→ **WHAT YOU WILL DO**: Please reproduce each of the following entries exactly.

→ **EXTRACTED DATA**:
○ ○ ○ ○ ○
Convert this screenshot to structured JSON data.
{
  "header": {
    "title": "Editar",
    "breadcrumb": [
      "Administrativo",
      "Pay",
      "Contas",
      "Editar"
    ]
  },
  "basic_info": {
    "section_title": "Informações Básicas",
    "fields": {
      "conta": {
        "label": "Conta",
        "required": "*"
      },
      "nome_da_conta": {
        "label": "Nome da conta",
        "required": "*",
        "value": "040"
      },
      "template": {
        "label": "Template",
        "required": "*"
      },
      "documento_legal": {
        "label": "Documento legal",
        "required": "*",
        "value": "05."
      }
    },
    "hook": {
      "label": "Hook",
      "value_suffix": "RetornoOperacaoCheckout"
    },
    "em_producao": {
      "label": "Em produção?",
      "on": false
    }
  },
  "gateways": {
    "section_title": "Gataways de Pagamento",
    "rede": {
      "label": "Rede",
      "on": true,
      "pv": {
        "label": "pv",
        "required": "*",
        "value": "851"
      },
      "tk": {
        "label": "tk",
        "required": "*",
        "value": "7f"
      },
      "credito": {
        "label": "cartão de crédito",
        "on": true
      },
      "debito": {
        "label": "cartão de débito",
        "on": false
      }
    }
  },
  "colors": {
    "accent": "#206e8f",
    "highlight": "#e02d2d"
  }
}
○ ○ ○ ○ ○
→ **SOLUTION TO THIS TASK**:
Convert this screenshot to structured JSON data.
{
  "header": {
    "title": "Editar",
    "breadcrumb": [
      "Administrativo",
      "Pay",
      "Contas",
      "Editar"
    ]
  },
  "basic_info": {
    "section_title": "Informações Básicas",
    "fields": {
      "conta": {
        "label": "Conta",
        "required": "*"
      },
      "nome_da_conta": {
        "label": "Nome da conta",
        "required": "*",
        "value": "040"
      },
      "template": {
        "label": "Template",
        "required": "*"
      },
      "documento_legal": {
        "label": "Documento legal",
        "required": "*",
        "value": "05."
      }
    },
    "hook": {
      "label": "Hook",
      "value_suffix": "RetornoOperacaoCheckout"
    },
    "em_producao": {
      "label": "Em produção?",
      "on": false
    }
  },
  "gateways": {
    "section_title": "Gataways de Pagamento",
    "rede": {
      "label": "Rede",
      "on": true,
      "pv": {
        "label": "pv",
        "required": "*",
        "value": "851"
      },
      "tk": {
        "label": "tk",
        "required": "*",
        "value": "7f"
      },
      "credito": {
        "label": "cartão de crédito",
        "on": true
      },
      "debito": {
        "label": "cartão de débito",
        "on": false
      }
    }
  },
  "colors": {
    "accent": "#206e8f",
    "highlight": "#e02d2d"
  }
}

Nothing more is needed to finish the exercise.